    *For specific Quality of Life…InsuranceSM policy benefits, please speak to an AGLA agent after the seminar.
  • 32. 30
    Quality of Life…InsuranceSM
    What if there were a solution that could provide your family with income to help meet important needs if…
    …you or your spouse should suffer a critical or chronic illness.
    …you or your spouse became disabled.
    …you or your spouse died prematurely.
    *For specific Quality of Life…InsuranceSM policy benefits, please speak to an AGLA agent after the seminar.
  • 33. 31
    Quality of Life…InsuranceSM
    AGLA is changing the way American’s think about, purchase and use life insurance.
    Life insurance you don’t have to die to use.
    *For specific Quality of Life…InsuranceSM policy benefits, please speak to an AGLA agent after the seminar.
  • 34. 32
    Quality of Life…InsuranceSM
    Visit www.qualityoflifeinsurance.comto see a four minute move that highlights someof the features of Quality of Life…InsuranceSM
  • 35. 33
    Summary
    Education Funding Requires a Plan
  • 36. 34
    Additional Thoughts
    Higher education is expensive, but it is a worthwhile cost.
    Not everyone will qualify for federal financial aid.
    You must be prepared for unplanned circumstances.
  • 37. 35
    More Information is Available!
    High School Guidance Counselors
    College Financial Aid Offices
    Federal Student Aid Information Center
    1-800-4FED-AID
    Internet
    www.ed.gov
    www.studentaid.ed.gov
    www.collegboard.com
    www.savingforcollege.com
    www.sec.gov
  • 38. 36
    Education Costs Survey Card
    American General Life and Accident Insurance Company
    Please take a moment to complete the survey card.
    Your feedback is important to us!
  • 39. 37
    Agent Contact Information
    Write my contact information on the Worksheet.
    How to reach me…
  • 40. 38
    Bibliography
    1 College Board. Education Pays: The Benefits of Higher Education for Individuals and Society. Washington D.C., 2007.
    2 _____, Trends in Student Aid. Washington D.C., 2007.
    3 _____, Trends in College Pricing. Washington D.C., 2007.
    4 Office of Communications and Outreach, Guide to U.S. Department of Education Programs, U.S. Department of Education, Washington, D.C., 2007.
    5 National Center for Education Statistics, Projections of Education Statistics to 2016, U.S. Department of Education, Washington, D.C., 2007.
    6 _____, Digest of Education Statistics 2007. Washington, D.C., 2007.
  • 41. 39
    Bibliography
    7 VSA, L.P., Education Funding Analysis. AGLA 3a-16 ed. 01-08, <http://vsa.fsonline.com/vsa/na_calculators/3a-16is-0.html>, accessed on June 8, 2008.
    8 Thomas, Kaye A. Problems with Custodial Accounts, <http://www.fairmark.com/custacct/problems.htm>, accessed on July 16, 2008.

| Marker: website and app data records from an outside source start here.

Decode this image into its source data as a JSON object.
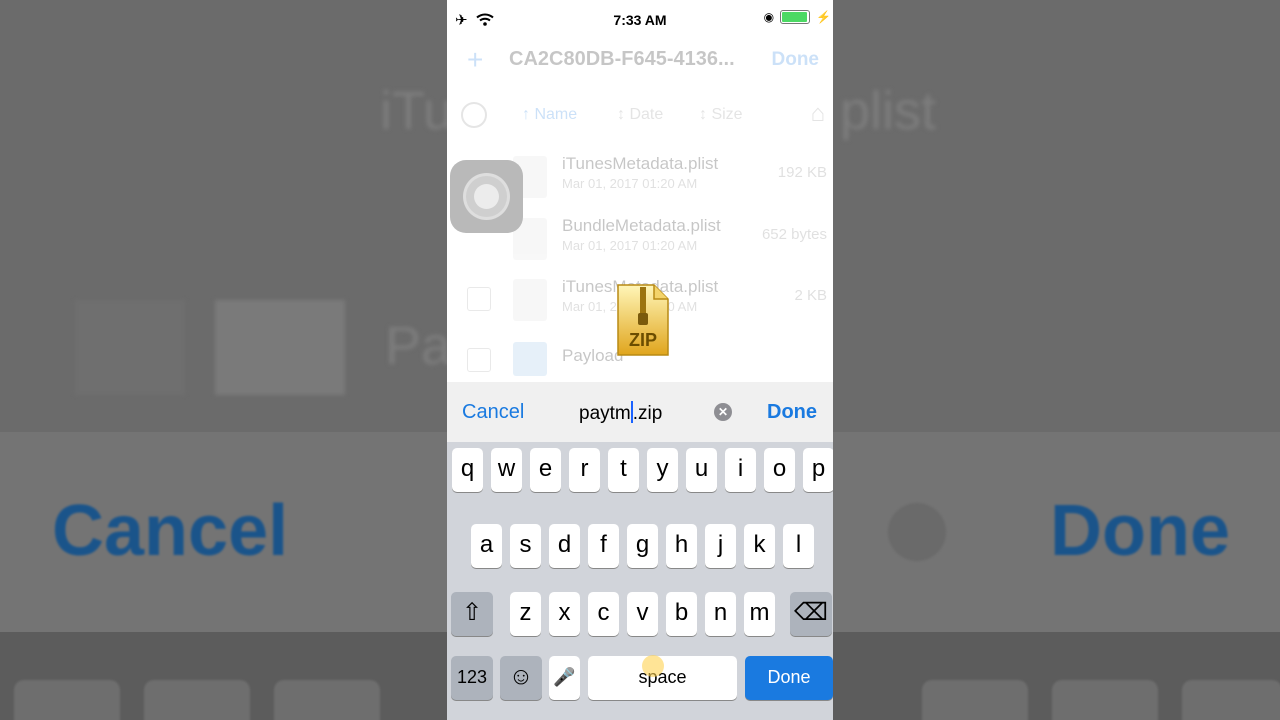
{
  "status": {
    "time": "7:33 AM",
    "battery_color": "#4cd964"
  },
  "nav": {
    "plus": "+",
    "title": "CA2C80DB-F645-4136...",
    "done": "Done"
  },
  "sort": {
    "name": "Name",
    "date": "Date",
    "size": "Size"
  },
  "files": [
    {
      "name": "iTunesMetadata.plist",
      "date": "Mar 01, 2017 01:20 AM",
      "size": "192 KB"
    },
    {
      "name": "BundleMetadata.plist",
      "date": "Mar 01, 2017 01:20 AM",
      "size": "652 bytes"
    },
    {
      "name": "iTunesMetadata.plist",
      "date": "Mar 01, 2017 01:20 AM",
      "size": "2 KB"
    },
    {
      "name": "Payload",
      "date": "",
      "size": ""
    }
  ],
  "zip": {
    "label": "ZIP"
  },
  "rename": {
    "cancel": "Cancel",
    "value_before_caret": "paytm",
    "value_after_caret": ".zip",
    "clear_symbol": "✕",
    "done": "Done"
  },
  "keyboard": {
    "row1": [
      "q",
      "w",
      "e",
      "r",
      "t",
      "y",
      "u",
      "i",
      "o",
      "p"
    ],
    "row2": [
      "a",
      "s",
      "d",
      "f",
      "g",
      "h",
      "j",
      "k",
      "l"
    ],
    "row3": [
      "z",
      "x",
      "c",
      "v",
      "b",
      "n",
      "m"
    ],
    "shift": "⇧",
    "delete": "⌫",
    "numbers": "123",
    "emoji": "☺",
    "mic": "🎤",
    "space": "space",
    "done": "Done"
  },
  "backdrop": {
    "cancel": "Cancel",
    "done": "Done",
    "it": "iTu",
    "plist": "plist",
    "pa": "Pa"
  },
  "colors": {
    "accent": "#1a7ae0",
    "keyboard_bg": "#d1d4da"
  }
}
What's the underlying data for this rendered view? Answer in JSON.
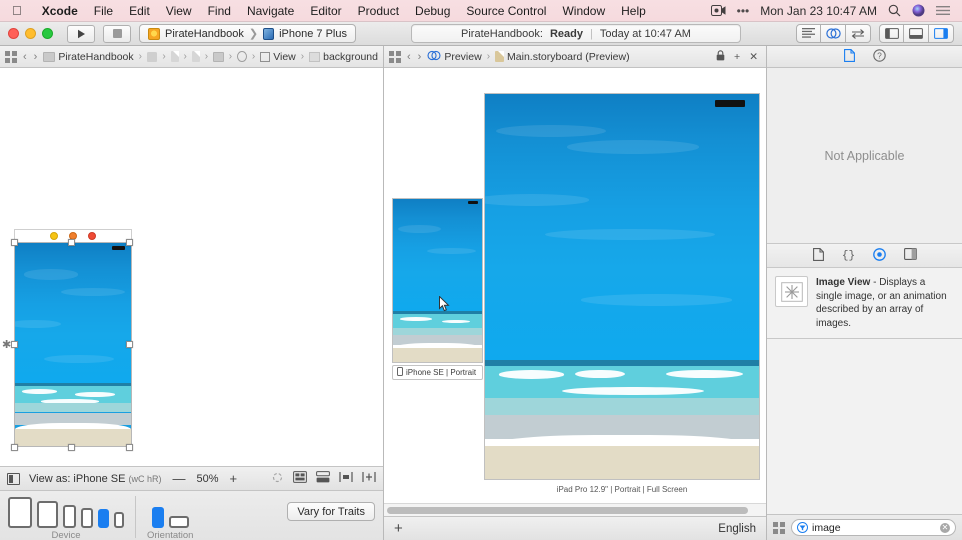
{
  "menubar": {
    "apple_icon": "apple-logo-icon",
    "items": [
      {
        "label": "Xcode",
        "bold": true
      },
      {
        "label": "File",
        "bold": false
      },
      {
        "label": "Edit",
        "bold": false
      },
      {
        "label": "View",
        "bold": false
      },
      {
        "label": "Find",
        "bold": false
      },
      {
        "label": "Navigate",
        "bold": false
      },
      {
        "label": "Editor",
        "bold": false
      },
      {
        "label": "Product",
        "bold": false
      },
      {
        "label": "Debug",
        "bold": false
      },
      {
        "label": "Source Control",
        "bold": false
      },
      {
        "label": "Window",
        "bold": false
      },
      {
        "label": "Help",
        "bold": false
      }
    ],
    "right": {
      "screen_recording_icon": "screen-record-icon",
      "ellipsis": "•••",
      "clock": "Mon Jan 23  10:47 AM",
      "search_icon": "spotlight-search-icon",
      "siri_icon": "siri-icon",
      "control_center_icon": "notification-center-icon"
    },
    "bg": "#f6dcdf"
  },
  "toolbar": {
    "run_label": "▶",
    "stop_label": "■",
    "scheme_project": "PirateHandbook",
    "scheme_sep": "❯",
    "scheme_device": "iPhone 7 Plus",
    "status_project": "PirateHandbook:",
    "status_state": "Ready",
    "status_sep": "|",
    "status_time": "Today at 10:47 AM",
    "editor_modes": [
      "standard-editor-icon",
      "assistant-editor-icon",
      "version-editor-icon"
    ],
    "panel_toggles": [
      "navigator-toggle-icon",
      "debug-area-toggle-icon",
      "utilities-toggle-icon"
    ],
    "active_panel_toggle": 2
  },
  "editor": {
    "jumpbar": {
      "grid_icon": "related-items-icon",
      "back_icon": "‹",
      "forward_icon": "›",
      "crumbs": [
        {
          "icon": "project-icon",
          "label": "PirateHandbook"
        },
        {
          "icon": "folder-icon",
          "label": ""
        },
        {
          "icon": "file-icon",
          "label": ""
        },
        {
          "icon": "file-icon",
          "label": ""
        },
        {
          "icon": "storyboard-icon",
          "label": ""
        },
        {
          "icon": "view-controller-icon",
          "label": ""
        },
        {
          "icon": "view-square-icon",
          "label": "View"
        },
        {
          "icon": "image-view-icon",
          "label": "background"
        }
      ]
    },
    "scene_dock": [
      "view-controller-dock-icon",
      "first-responder-dock-icon",
      "exit-dock-icon"
    ],
    "selected_element": "background",
    "bottom_bar": {
      "device_icon": "view-as-icon",
      "view_as_label": "View as: iPhone SE",
      "traits_label": "(wC hR)",
      "zoom_out": "—",
      "zoom_level": "50%",
      "zoom_in": "+",
      "right_icons": [
        "focus-icon",
        "constraints-icon",
        "align-icon",
        "pin-icon",
        "resolve-icon"
      ]
    },
    "device_bar": {
      "device_caption": "Device",
      "orientation_caption": "Orientation",
      "devices": [
        "ipad-pro-12",
        "ipad",
        "iphone-plus",
        "iphone",
        "iphone-se",
        "iphone-4s"
      ],
      "selected_device_index": 4,
      "orientations": [
        "portrait",
        "landscape"
      ],
      "selected_orientation_index": 0,
      "vary_label": "Vary for Traits"
    }
  },
  "preview": {
    "jumpbar": {
      "grid_icon": "related-items-icon",
      "back_icon": "‹",
      "forward_icon": "›",
      "assistant_icon": "assistant-editor-icon",
      "assistant_label": "Preview",
      "sep": "❯",
      "file_icon": "storyboard-icon",
      "file_label": "Main.storyboard (Preview)",
      "lock_icon": "lock-icon",
      "add_icon": "+",
      "close_icon": "✕"
    },
    "devices": [
      {
        "label": "iPhone SE | Portrait",
        "chip": true
      },
      {
        "label": "iPad Pro 12.9\" | Portrait | Full Screen",
        "chip": false
      }
    ],
    "bottom": {
      "add_label": "+",
      "language": "English"
    }
  },
  "inspector": {
    "tabs": [
      "file-inspector-icon",
      "quick-help-icon"
    ],
    "active_tab": 0,
    "empty_message": "Not Applicable",
    "library_tabs": [
      "file-template-library-icon",
      "code-snippet-library-icon",
      "object-library-icon",
      "media-library-icon"
    ],
    "active_library_tab": 2,
    "item": {
      "icon": "image-view-thumbnail-icon",
      "title": "Image View",
      "dash": " - ",
      "description": "Displays a single image, or an animation described by an array of images."
    },
    "search": {
      "grid_icon": "library-grid-icon",
      "filter_icon": "filter-icon",
      "value": "image",
      "placeholder": "Filter",
      "clear_icon": "clear-icon"
    }
  },
  "colors": {
    "accent": "#1a7ef0",
    "menubar_bg": "#f6dcdf",
    "sky_top": "#0f7fc4",
    "sky_bottom": "#0fa9ee",
    "horizon": "#1f7fa6",
    "sea": "#5fcfdd",
    "sea_pale": "#9ed6da",
    "shallow": "#c2cdd2",
    "foam": "#ffffff",
    "sand": "#e3dcc6"
  }
}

    9 FinAid Page, LLC. Number of Scholarships, <http://www.finaid.org/scholarships/awardcount.phtml>, accessed on May 30, 2008.
    10 DeFrancesco, Roccy. Funding for College Education with “Out of the Box” Concepts: Part I, The Wealth Preservation Institute, St. Joseph, MI, 2008.